> _ASSIGNMENT_:
Retype each of the entries below exactly as written.

Dataset rows for apps and sites:
- Opening Delimiter -
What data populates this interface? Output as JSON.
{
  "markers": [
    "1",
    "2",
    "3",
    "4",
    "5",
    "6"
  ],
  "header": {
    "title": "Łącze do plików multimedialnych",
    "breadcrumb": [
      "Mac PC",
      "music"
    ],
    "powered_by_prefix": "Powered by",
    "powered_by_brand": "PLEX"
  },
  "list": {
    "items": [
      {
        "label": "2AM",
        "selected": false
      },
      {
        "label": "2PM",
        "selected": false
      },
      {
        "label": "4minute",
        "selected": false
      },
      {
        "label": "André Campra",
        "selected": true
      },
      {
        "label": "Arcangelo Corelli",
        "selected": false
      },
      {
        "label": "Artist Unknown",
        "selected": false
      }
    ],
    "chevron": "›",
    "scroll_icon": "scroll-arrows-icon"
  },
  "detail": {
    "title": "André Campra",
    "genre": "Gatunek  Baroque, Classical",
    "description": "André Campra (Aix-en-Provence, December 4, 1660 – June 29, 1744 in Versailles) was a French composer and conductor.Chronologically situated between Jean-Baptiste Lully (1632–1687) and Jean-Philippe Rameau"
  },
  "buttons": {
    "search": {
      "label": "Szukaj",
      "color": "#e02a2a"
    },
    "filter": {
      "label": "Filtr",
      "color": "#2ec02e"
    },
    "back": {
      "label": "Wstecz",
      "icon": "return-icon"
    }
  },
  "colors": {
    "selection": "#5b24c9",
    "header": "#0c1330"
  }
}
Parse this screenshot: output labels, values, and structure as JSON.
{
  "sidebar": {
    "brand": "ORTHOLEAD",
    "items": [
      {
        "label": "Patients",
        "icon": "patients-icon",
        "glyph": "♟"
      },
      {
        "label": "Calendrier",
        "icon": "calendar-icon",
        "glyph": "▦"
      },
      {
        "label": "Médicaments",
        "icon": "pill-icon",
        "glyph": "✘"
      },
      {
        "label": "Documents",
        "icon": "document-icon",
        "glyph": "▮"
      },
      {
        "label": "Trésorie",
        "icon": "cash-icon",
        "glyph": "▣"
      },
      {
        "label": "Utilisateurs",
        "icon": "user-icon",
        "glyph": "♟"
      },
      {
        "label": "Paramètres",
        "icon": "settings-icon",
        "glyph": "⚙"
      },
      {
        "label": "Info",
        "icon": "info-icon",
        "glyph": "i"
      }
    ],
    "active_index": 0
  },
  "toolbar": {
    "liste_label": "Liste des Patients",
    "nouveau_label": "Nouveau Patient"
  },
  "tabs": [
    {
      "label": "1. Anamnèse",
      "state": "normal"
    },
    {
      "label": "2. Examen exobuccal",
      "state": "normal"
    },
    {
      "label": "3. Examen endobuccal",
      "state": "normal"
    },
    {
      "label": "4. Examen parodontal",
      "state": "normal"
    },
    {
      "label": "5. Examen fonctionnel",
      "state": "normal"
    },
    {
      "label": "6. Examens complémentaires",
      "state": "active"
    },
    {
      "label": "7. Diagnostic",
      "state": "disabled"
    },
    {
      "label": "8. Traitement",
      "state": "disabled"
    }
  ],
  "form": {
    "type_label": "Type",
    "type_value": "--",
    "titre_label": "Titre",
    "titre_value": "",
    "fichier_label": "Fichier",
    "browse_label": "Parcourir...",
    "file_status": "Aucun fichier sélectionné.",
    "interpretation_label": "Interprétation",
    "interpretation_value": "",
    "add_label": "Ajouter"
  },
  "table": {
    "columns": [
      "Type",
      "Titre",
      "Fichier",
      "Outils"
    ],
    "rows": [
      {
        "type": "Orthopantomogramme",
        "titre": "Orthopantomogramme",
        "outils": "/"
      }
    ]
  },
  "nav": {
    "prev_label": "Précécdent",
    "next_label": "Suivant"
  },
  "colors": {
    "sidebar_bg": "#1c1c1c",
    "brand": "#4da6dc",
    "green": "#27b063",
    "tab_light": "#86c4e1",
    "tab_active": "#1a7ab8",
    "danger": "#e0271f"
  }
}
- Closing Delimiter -
> _RESULT OF THIS EXERCISE_:
What data populates this interface? Output as JSON.
{
  "markers": [
    "1",
    "2",
    "3",
    "4",
    "5",
    "6"
  ],
  "header": {
    "title": "Łącze do plików multimedialnych",
    "breadcrumb": [
      "Mac PC",
      "music"
    ],
    "powered_by_prefix": "Powered by",
    "powered_by_brand": "PLEX"
  },
  "list": {
    "items": [
      {
        "label": "2AM",
        "selected": false
      },
      {
        "label": "2PM",
        "selected": false
      },
      {
        "label": "4minute",
        "selected": false
      },
      {
        "label": "André Campra",
        "selected": true
      },
      {
        "label": "Arcangelo Corelli",
        "selected": false
      },
      {
        "label": "Artist Unknown",
        "selected": false
      }
    ],
    "chevron": "›",
    "scroll_icon": "scroll-arrows-icon"
  },
  "detail": {
    "title": "André Campra",
    "genre": "Gatunek  Baroque, Classical",
    "description": "André Campra (Aix-en-Provence, December 4, 1660 – June 29, 1744 in Versailles) was a French composer and conductor.Chronologically situated between Jean-Baptiste Lully (1632–1687) and Jean-Philippe Rameau"
  },
  "buttons": {
    "search": {
      "label": "Szukaj",
      "color": "#e02a2a"
    },
    "filter": {
      "label": "Filtr",
      "color": "#2ec02e"
    },
    "back": {
      "label": "Wstecz",
      "icon": "return-icon"
    }
  },
  "colors": {
    "selection": "#5b24c9",
    "header": "#0c1330"
  }
}
Parse this screenshot: output labels, values, and structure as JSON.
{
  "sidebar": {
    "brand": "ORTHOLEAD",
    "items": [
      {
        "label": "Patients",
        "icon": "patients-icon",
        "glyph": "♟"
      },
      {
        "label": "Calendrier",
        "icon": "calendar-icon",
        "glyph": "▦"
      },
      {
        "label": "Médicaments",
        "icon": "pill-icon",
        "glyph": "✘"
      },
      {
        "label": "Documents",
        "icon": "document-icon",
        "glyph": "▮"
      },
      {
        "label": "Trésorie",
        "icon": "cash-icon",
        "glyph": "▣"
      },
      {
        "label": "Utilisateurs",
        "icon": "user-icon",
        "glyph": "♟"
      },
      {
        "label": "Paramètres",
        "icon": "settings-icon",
        "glyph": "⚙"
      },
      {
        "label": "Info",
        "icon": "info-icon",
        "glyph": "i"
      }
    ],
    "active_index": 0
  },
  "toolbar": {
    "liste_label": "Liste des Patients",
    "nouveau_label": "Nouveau Patient"
  },
  "tabs": [
    {
      "label": "1. Anamnèse",
      "state": "normal"
    },
    {
      "label": "2. Examen exobuccal",
      "state": "normal"
    },
    {
      "label": "3. Examen endobuccal",
      "state": "normal"
    },
    {
      "label": "4. Examen parodontal",
      "state": "normal"
    },
    {
      "label": "5. Examen fonctionnel",
      "state": "normal"
    },
    {
      "label": "6. Examens complémentaires",
      "state": "active"
    },
    {
      "label": "7. Diagnostic",
      "state": "disabled"
    },
    {
      "label": "8. Traitement",
      "state": "disabled"
    }
  ],
  "form": {
    "type_label": "Type",
    "type_value": "--",
    "titre_label": "Titre",
    "titre_value": "",
    "fichier_label": "Fichier",
    "browse_label": "Parcourir...",
    "file_status": "Aucun fichier sélectionné.",
    "interpretation_label": "Interprétation",
    "interpretation_value": "",
    "add_label": "Ajouter"
  },
  "table": {
    "columns": [
      "Type",
      "Titre",
      "Fichier",
      "Outils"
    ],
    "rows": [
      {
        "type": "Orthopantomogramme",
        "titre": "Orthopantomogramme",
        "outils": "/"
      }
    ]
  },
  "nav": {
    "prev_label": "Précécdent",
    "next_label": "Suivant"
  },
  "colors": {
    "sidebar_bg": "#1c1c1c",
    "brand": "#4da6dc",
    "green": "#27b063",
    "tab_light": "#86c4e1",
    "tab_active": "#1a7ab8",
    "danger": "#e0271f"
  }
}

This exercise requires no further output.